◆ Data records ◆
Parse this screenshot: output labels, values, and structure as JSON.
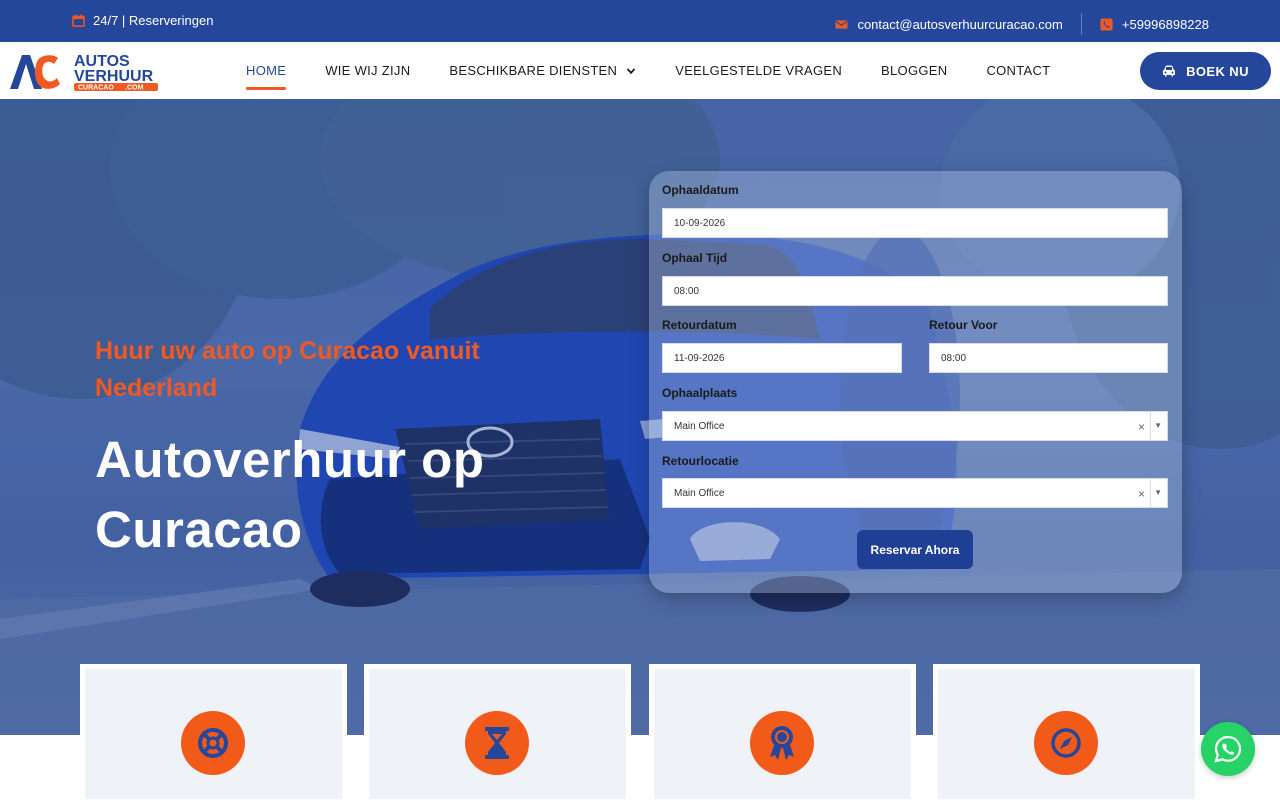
{
  "topbar": {
    "hours": "24/7 | Reserveringen",
    "email": "contact@autosverhuurcuracao.com",
    "phone": "+59996898228"
  },
  "logo": {
    "line1": "AUTOS",
    "line2": "VERHUUR",
    "line3": "CURACAO",
    "tld": ".COM",
    "mark": "AVC"
  },
  "nav": {
    "items": [
      "HOME",
      "WIE WIJ ZIJN",
      "BESCHIKBARE DIENSTEN",
      "VEELGESTELDE VRAGEN",
      "BLOGGEN",
      "CONTACT"
    ],
    "active": "HOME",
    "book_label": "BOEK NU"
  },
  "hero": {
    "subtitle": "Huur uw auto op Curacao vanuit Nederland",
    "title": "Autoverhuur op Curacao"
  },
  "form": {
    "pickup_date_label": "Ophaaldatum",
    "pickup_date_value": "10-09-2026",
    "pickup_time_label": "Ophaal Tijd",
    "pickup_time_value": "08:00",
    "return_date_label": "Retourdatum",
    "return_date_value": "11-09-2026",
    "return_time_label": "Retour Voor",
    "return_time_value": "08:00",
    "pickup_place_label": "Ophaalplaats",
    "pickup_place_value": "Main Office",
    "return_place_label": "Retourlocatie",
    "return_place_value": "Main Office",
    "submit_label": "Reservar Ahora"
  },
  "features": [
    {
      "icon": "lifebuoy-icon"
    },
    {
      "icon": "hourglass-icon"
    },
    {
      "icon": "award-ribbon-icon"
    },
    {
      "icon": "compass-icon"
    }
  ],
  "colors": {
    "primary": "#24479b",
    "accent": "#f05a22",
    "whatsapp": "#25d366"
  }
}
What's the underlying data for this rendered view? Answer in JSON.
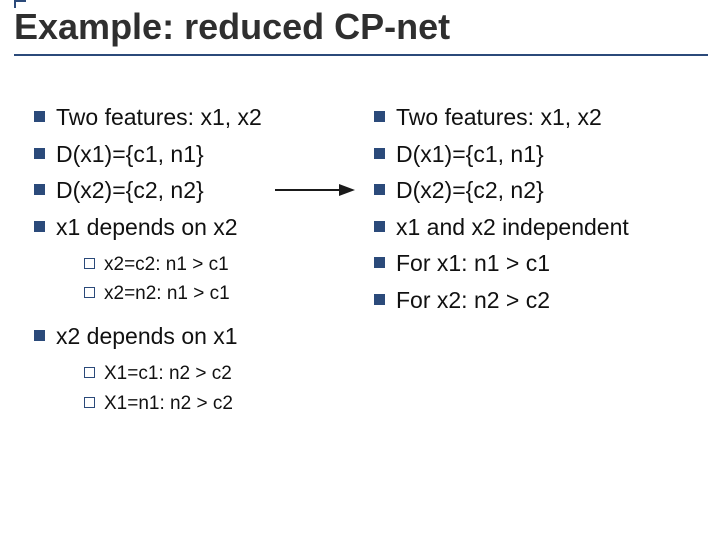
{
  "title": "Example: reduced CP-net",
  "left": {
    "b1": "Two features: x1, x2",
    "b2": "D(x1)={c1, n1}",
    "b3": "D(x2)={c2, n2}",
    "b4": "x1 depends on x2",
    "b4s1": "x2=c2: n1 > c1",
    "b4s2": "x2=n2: n1 > c1",
    "b5": "x2 depends on x1",
    "b5s1": "X1=c1: n2 > c2",
    "b5s2": "X1=n1: n2 > c2"
  },
  "right": {
    "b1": "Two features: x1, x2",
    "b2": "D(x1)={c1, n1}",
    "b3": "D(x2)={c2, n2}",
    "b4": "x1 and x2 independent",
    "b5": "For x1: n1 > c1",
    "b6": "For x2: n2 > c2"
  }
}
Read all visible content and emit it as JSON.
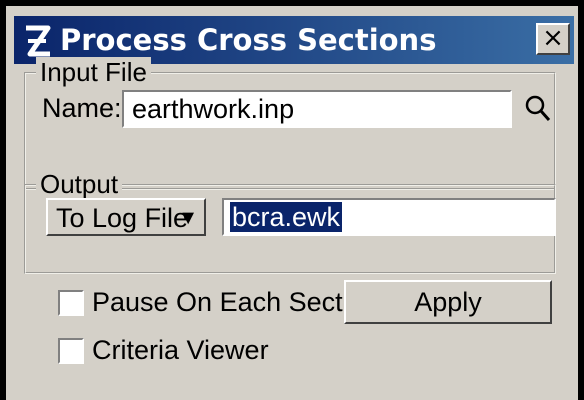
{
  "window": {
    "title": "Process Cross Sections",
    "close_label": "×"
  },
  "input_file": {
    "group_label": "Input File",
    "name_label": "Name:",
    "name_value": "earthwork.inp",
    "browse_icon": "magnifier-icon"
  },
  "output": {
    "group_label": "Output",
    "mode_label": "To Log File",
    "mode_arrow": "▼",
    "file_value": "bcra.ewk"
  },
  "options": {
    "pause_label": "Pause On Each Section",
    "pause_checked": false,
    "criteria_label": "Criteria Viewer",
    "criteria_checked": false
  },
  "actions": {
    "apply_label": "Apply"
  }
}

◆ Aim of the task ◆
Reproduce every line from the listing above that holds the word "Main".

◆ Reply to the task ◆
    "pickup_place_value": "Main Office",
    "return_place_value": "Main Office",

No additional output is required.